What you will do ->
Wherever the string "symbol" shows up in the material below, copy that line.

Material provided ->
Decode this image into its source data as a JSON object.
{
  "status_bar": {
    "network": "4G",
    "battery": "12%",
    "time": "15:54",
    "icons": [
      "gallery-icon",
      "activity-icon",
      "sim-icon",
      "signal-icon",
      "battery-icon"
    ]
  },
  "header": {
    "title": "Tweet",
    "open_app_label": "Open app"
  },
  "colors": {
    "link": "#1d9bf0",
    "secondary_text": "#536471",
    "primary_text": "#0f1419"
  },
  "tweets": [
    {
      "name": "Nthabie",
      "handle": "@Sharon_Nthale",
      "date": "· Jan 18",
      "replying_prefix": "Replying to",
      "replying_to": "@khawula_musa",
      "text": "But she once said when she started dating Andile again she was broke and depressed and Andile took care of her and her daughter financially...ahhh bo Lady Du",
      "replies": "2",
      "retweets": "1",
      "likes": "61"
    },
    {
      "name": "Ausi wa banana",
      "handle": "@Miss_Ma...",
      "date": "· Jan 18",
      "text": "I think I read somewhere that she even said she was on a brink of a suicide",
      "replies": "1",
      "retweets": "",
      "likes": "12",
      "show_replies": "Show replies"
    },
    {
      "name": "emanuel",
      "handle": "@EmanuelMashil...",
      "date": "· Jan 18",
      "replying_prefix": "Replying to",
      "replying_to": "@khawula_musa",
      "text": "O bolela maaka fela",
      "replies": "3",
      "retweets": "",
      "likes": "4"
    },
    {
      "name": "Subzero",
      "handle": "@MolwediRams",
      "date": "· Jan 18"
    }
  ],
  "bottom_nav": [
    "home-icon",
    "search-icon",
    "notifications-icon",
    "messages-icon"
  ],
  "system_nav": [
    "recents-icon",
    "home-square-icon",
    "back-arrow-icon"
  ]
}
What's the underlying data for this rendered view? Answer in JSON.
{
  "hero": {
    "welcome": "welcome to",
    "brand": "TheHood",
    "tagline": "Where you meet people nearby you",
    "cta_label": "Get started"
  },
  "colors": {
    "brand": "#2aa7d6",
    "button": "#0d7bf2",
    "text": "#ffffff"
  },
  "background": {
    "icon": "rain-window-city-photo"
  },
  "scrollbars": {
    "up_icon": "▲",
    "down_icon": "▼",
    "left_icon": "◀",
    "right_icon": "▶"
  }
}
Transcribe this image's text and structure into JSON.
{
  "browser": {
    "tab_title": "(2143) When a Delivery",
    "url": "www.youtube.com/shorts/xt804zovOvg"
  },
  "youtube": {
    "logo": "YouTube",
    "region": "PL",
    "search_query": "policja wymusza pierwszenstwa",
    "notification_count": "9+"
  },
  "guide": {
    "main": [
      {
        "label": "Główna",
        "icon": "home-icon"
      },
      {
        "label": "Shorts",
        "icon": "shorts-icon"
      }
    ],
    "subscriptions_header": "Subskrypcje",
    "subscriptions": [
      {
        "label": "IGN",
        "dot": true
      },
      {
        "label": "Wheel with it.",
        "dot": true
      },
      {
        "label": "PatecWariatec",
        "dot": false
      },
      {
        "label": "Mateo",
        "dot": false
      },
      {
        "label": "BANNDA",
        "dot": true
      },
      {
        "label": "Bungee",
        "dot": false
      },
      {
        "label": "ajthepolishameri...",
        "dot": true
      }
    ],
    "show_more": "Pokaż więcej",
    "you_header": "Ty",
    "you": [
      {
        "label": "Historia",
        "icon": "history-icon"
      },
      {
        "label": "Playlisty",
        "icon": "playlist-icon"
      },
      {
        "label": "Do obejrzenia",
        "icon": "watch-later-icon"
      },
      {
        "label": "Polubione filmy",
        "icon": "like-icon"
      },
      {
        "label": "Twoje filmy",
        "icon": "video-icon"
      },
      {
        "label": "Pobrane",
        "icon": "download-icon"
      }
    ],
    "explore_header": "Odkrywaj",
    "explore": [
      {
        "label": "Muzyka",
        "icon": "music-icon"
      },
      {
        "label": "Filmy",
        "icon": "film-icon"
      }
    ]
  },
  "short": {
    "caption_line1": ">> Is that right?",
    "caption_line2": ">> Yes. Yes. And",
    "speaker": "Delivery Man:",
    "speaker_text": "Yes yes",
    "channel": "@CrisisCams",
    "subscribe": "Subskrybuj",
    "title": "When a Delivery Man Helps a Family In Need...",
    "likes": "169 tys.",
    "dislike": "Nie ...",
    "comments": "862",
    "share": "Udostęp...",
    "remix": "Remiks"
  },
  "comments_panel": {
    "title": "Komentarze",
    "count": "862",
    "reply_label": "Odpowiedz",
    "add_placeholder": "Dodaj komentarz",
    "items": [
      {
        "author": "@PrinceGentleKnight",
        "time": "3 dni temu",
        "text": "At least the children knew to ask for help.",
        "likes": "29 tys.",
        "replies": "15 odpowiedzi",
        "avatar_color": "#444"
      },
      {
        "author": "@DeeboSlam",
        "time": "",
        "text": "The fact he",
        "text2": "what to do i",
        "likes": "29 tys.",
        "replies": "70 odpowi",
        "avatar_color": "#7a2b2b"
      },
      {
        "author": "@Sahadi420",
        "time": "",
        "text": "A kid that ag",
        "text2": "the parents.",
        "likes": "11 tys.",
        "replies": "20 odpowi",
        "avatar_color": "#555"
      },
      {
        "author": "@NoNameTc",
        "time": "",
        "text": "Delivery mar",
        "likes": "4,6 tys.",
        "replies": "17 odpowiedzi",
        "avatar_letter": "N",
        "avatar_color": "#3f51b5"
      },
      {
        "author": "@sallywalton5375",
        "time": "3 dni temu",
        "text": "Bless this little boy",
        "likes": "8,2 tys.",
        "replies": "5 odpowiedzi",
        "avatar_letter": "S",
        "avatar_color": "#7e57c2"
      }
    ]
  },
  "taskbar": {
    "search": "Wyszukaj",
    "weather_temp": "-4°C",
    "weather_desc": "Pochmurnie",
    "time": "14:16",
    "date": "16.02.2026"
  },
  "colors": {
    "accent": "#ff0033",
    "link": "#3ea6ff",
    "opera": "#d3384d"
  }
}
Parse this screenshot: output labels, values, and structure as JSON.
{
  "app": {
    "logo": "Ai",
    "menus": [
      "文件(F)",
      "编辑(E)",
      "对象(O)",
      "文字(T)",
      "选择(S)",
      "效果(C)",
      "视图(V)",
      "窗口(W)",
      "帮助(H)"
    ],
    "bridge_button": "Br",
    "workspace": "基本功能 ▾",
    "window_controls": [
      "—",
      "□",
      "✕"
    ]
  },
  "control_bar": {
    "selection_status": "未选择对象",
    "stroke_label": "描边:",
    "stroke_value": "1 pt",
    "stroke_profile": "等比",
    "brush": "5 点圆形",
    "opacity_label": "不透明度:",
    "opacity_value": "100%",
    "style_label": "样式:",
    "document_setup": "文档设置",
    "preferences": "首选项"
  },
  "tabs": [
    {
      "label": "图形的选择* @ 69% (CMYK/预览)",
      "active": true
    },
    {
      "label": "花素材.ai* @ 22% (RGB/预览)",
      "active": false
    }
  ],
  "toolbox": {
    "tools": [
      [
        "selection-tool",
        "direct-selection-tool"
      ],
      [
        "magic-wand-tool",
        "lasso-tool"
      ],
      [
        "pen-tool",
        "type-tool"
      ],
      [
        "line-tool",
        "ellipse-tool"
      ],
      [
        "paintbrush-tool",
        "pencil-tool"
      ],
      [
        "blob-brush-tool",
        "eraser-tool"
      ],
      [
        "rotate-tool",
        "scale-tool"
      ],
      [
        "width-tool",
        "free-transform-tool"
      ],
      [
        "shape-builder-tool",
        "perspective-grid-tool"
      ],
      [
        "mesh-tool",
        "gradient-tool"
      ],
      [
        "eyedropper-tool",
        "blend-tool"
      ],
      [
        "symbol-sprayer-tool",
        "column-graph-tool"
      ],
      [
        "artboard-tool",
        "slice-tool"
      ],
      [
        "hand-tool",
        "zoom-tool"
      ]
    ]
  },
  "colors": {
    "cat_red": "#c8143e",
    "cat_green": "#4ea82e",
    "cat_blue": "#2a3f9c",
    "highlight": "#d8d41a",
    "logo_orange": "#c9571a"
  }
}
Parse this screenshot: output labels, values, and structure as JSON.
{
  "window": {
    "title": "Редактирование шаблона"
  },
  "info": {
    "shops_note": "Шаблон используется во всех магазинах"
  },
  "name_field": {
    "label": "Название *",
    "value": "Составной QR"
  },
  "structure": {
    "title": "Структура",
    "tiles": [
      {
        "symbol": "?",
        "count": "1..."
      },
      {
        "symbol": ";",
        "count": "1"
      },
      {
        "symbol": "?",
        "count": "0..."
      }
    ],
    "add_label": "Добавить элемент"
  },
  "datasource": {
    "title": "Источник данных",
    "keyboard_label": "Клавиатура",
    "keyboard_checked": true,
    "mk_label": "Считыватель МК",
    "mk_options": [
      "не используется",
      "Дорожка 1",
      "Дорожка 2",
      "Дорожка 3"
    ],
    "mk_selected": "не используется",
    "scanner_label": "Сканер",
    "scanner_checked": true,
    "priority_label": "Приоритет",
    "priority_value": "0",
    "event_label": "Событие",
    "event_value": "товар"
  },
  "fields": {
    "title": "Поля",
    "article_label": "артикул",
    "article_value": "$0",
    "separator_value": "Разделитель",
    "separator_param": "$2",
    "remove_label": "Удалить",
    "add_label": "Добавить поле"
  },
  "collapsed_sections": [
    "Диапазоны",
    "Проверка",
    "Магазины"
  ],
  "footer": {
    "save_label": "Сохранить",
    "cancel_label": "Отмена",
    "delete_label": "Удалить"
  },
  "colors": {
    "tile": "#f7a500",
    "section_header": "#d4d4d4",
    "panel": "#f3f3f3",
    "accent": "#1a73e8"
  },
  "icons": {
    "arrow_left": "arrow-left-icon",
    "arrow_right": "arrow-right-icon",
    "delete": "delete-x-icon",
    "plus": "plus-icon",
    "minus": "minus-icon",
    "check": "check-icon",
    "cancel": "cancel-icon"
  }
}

Response box ->
        "symbol-sprayer-tool",
        "symbol": "?",
        "symbol": ";",
        "symbol": "?",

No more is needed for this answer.